The spring of 1888 we went to the farm of Chas. Hurt (Bleak House), 8-3-21, three quarters of a mile southeast of the new railway site-Whitewater. Father rented Hurt's homestead, 8-3-21 (Wau­ keemo-Indian name for farm by the lake). The house had been moved by capstan the previous year to 8-3-21, its present site.

Mr. Hurt had Jim McKinley, Dave Ballard and Dan Vale breaking for him that summer. Some of them had oxen. Mother boarded these men and the carpenters who were building the first store and elevator at Whitewater for Mr. Geo. Morton. The lumber for the buildings was hauled from Morton's saw mill at Lake Max.

In 1888 what small acreage the homesteaders had in crop must have yielded well, for father had 1000 bushels of wheat. It was the first grain to go into the new elevator, with the price being $1.00 a bushel. The threshing was done by either Levi or Elias Jones with a new steam threshing machine run by Jake Smith.

1889 was a very dry year with a poor crop. I remember dad had to take the knotter off the binder and put on a box to catch the heads. When the box was full the headers were lifted out with a fork and placed in heaps on the ground. The price this year was 80c a bushel.

Our neighbors at this time were Robt. Scotts; Chas. Sankey, 4-3-21; L. Thompson, 10-3-21; John Nicholson, 10-3-21; Mrs. Brond­ geest, Lou Jones (Devilish Green) 17-3-21; Hazelwoods (Liberty Hollow) 18-3-21; with Hansons (The Glen) and Kellers to the west and Dougalls and Flemings to the south.

Mrs. Hazelwood died in January 1888 and was buried on the farm as there was no near cemetery at that time. The grave was dug by Jake Smith, a bachelor neighbor. Mr. Hazelwood was killed by a train at Naples crossing in March 1891.

At this time there was a brick yard near the lake on 17-3-21 and it was run by Mr. Hyman. The machinery was later removed to Deloraine.

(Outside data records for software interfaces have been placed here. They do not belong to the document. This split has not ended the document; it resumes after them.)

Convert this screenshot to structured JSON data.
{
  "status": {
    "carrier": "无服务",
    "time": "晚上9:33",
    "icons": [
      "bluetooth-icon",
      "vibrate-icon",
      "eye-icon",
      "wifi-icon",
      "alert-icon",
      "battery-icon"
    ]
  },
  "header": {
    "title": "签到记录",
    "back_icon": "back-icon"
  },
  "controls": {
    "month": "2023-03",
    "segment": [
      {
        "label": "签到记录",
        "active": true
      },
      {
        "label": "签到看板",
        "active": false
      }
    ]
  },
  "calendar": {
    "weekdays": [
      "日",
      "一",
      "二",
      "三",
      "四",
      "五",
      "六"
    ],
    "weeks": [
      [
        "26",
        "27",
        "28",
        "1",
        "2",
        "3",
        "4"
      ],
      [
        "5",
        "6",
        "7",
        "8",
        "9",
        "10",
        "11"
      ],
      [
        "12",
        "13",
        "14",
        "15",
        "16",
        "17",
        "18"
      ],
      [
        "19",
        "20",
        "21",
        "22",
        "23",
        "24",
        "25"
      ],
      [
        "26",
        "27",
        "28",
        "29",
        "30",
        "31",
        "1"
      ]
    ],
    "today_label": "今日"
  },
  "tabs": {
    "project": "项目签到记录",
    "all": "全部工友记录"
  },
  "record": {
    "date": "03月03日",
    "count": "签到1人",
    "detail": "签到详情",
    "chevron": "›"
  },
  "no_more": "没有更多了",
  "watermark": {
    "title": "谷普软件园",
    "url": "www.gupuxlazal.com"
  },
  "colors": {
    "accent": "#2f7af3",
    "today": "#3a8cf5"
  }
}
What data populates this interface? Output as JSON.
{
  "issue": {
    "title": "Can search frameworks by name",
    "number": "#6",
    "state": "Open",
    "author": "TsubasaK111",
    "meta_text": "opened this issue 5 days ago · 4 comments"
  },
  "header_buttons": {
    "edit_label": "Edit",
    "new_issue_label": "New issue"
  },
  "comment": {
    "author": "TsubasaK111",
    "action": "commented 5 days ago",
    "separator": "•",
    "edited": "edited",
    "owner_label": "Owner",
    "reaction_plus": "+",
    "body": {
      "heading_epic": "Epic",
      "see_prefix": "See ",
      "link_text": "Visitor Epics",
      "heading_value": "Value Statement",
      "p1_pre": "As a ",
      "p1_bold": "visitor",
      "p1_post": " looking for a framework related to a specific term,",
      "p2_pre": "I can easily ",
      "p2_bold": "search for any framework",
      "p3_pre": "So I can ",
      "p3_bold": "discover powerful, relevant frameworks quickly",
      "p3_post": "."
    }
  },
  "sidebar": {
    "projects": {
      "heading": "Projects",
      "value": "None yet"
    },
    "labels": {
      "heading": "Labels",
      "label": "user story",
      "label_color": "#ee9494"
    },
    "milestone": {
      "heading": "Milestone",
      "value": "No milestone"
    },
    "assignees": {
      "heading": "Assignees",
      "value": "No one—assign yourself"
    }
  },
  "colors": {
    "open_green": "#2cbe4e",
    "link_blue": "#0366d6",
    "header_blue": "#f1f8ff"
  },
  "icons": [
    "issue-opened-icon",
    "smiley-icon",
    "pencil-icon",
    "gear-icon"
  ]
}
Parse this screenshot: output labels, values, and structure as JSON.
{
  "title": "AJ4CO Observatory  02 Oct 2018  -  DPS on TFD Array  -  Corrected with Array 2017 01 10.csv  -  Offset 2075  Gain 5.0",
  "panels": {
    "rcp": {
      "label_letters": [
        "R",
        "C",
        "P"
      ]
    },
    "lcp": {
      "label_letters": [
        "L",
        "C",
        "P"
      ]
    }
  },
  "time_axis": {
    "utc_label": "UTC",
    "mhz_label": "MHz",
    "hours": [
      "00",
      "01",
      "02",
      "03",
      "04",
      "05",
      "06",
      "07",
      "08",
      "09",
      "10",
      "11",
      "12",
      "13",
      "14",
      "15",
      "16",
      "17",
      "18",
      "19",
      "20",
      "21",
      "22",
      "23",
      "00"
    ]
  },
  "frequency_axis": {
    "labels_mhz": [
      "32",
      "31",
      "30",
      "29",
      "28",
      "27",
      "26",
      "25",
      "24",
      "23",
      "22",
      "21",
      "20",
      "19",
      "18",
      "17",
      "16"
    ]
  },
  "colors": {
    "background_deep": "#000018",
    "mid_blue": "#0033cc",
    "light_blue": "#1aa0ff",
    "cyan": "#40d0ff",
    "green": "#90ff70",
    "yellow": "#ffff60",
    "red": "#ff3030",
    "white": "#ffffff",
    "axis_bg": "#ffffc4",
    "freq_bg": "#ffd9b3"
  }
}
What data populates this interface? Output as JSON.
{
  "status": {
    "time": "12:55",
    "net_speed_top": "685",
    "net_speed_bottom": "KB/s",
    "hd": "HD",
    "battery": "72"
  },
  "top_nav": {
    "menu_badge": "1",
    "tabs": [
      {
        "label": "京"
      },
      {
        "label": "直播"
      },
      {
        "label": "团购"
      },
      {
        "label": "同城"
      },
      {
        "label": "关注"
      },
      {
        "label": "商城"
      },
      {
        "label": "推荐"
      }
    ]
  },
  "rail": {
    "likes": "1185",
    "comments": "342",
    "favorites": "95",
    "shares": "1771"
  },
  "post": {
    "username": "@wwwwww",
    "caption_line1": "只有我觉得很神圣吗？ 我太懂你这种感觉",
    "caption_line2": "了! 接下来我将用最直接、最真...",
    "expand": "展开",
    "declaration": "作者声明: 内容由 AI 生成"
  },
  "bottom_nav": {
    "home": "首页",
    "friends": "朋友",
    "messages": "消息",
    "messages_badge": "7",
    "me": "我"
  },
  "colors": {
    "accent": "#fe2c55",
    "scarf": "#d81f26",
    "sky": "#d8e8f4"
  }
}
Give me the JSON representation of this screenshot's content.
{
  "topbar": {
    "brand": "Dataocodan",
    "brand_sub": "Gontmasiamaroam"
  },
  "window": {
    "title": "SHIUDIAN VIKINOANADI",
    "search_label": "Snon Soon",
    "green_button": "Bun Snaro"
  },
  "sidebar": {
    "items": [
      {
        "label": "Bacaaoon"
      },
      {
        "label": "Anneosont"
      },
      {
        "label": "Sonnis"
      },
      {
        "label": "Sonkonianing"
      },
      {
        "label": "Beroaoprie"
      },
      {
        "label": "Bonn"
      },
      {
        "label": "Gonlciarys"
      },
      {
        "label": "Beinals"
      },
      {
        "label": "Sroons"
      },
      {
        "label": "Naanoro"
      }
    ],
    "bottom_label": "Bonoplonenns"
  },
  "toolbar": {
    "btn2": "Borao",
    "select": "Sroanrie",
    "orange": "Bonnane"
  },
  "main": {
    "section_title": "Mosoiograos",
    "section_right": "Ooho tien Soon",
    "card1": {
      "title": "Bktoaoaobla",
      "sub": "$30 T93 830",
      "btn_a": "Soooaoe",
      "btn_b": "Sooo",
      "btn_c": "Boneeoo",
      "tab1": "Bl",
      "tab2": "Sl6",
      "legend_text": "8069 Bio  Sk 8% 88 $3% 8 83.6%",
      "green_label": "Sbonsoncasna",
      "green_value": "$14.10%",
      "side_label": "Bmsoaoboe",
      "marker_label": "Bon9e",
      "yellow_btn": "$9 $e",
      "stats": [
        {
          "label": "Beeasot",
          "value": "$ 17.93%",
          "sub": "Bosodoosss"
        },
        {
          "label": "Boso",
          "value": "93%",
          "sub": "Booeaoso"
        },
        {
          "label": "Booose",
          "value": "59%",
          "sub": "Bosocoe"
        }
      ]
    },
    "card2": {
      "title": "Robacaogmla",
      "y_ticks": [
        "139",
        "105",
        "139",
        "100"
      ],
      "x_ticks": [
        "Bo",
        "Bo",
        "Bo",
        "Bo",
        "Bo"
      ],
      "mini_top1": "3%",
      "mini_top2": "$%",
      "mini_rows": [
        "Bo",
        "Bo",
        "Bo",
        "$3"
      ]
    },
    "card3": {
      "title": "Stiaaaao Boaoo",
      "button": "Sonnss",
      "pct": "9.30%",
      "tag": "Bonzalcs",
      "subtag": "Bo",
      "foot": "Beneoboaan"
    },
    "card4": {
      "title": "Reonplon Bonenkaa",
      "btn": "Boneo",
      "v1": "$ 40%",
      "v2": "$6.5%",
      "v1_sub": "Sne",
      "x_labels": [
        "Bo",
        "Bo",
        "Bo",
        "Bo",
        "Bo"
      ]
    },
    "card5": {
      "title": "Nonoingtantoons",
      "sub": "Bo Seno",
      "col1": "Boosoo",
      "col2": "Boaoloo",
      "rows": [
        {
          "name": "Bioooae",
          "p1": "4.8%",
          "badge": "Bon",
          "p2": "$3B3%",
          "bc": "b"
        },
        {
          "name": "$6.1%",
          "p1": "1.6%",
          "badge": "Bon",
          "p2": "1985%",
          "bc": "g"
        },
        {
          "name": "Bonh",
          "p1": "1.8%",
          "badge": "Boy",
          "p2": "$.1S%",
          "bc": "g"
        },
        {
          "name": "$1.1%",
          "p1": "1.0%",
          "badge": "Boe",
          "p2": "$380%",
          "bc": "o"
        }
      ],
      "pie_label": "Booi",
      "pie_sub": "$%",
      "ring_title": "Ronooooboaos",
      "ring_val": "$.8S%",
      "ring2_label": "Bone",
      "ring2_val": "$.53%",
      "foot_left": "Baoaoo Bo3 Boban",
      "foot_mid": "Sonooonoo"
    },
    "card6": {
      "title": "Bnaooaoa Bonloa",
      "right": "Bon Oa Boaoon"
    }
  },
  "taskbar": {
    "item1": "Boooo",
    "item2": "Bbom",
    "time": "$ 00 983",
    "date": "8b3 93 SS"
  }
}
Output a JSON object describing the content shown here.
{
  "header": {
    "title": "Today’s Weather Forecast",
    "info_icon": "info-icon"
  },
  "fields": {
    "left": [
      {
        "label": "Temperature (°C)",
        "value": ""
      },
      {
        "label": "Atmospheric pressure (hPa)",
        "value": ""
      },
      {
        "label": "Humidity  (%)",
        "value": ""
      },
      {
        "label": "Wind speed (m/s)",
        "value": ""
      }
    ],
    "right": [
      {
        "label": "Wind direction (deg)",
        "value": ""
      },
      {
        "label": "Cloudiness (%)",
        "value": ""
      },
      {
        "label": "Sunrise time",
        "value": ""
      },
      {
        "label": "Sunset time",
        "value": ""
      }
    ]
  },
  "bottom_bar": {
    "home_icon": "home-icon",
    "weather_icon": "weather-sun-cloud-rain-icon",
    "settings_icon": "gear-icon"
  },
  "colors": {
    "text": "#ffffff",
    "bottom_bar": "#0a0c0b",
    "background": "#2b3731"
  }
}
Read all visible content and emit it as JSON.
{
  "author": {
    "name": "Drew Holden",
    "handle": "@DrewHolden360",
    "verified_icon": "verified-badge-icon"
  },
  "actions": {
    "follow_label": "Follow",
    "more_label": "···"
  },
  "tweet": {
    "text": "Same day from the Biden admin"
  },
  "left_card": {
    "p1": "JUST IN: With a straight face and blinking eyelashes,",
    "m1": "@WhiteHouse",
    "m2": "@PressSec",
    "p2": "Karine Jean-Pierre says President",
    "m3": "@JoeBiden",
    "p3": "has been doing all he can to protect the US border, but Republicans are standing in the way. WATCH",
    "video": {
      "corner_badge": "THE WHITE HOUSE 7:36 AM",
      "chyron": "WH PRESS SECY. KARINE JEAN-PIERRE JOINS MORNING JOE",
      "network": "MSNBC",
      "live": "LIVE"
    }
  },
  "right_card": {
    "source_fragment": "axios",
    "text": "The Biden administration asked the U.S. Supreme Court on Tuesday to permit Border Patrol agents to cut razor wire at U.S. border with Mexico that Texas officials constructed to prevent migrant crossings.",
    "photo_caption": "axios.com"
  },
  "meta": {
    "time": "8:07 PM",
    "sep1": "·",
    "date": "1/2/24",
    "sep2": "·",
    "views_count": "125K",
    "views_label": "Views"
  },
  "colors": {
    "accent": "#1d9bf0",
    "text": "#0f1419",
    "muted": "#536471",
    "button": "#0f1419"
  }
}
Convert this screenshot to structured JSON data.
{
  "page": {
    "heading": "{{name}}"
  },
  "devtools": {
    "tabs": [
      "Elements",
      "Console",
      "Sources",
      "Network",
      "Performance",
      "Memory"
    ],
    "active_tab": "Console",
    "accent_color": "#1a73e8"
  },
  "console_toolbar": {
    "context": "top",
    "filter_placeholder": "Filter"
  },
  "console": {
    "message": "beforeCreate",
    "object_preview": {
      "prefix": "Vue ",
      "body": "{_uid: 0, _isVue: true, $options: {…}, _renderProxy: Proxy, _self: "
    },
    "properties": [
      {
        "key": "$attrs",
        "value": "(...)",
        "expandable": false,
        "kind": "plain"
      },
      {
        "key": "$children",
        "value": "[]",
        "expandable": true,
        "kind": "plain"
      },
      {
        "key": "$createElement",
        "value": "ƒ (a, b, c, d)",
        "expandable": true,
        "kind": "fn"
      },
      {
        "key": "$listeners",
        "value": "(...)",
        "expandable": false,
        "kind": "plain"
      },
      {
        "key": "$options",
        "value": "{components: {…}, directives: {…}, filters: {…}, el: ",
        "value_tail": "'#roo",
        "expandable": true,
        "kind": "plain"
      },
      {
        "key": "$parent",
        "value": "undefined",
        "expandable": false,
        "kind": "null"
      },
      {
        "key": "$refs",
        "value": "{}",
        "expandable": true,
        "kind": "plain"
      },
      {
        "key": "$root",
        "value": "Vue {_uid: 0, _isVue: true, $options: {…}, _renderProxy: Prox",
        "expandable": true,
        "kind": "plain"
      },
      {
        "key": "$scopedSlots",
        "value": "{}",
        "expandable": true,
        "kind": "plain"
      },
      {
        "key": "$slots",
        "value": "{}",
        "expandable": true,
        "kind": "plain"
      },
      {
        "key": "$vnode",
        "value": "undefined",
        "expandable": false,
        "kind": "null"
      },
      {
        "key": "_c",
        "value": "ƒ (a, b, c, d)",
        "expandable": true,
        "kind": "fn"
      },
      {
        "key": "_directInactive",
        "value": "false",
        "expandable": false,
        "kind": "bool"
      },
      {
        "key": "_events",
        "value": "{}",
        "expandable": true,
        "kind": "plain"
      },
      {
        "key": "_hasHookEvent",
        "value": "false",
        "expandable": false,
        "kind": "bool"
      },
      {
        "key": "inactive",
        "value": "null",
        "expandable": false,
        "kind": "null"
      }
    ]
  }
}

Mr. and Mrs. Fred Peters came in about 1888 to manage Mor­ ton's store and elevator, later taking over. At this time a boarding house and livery barn were built. In addition to being store keeper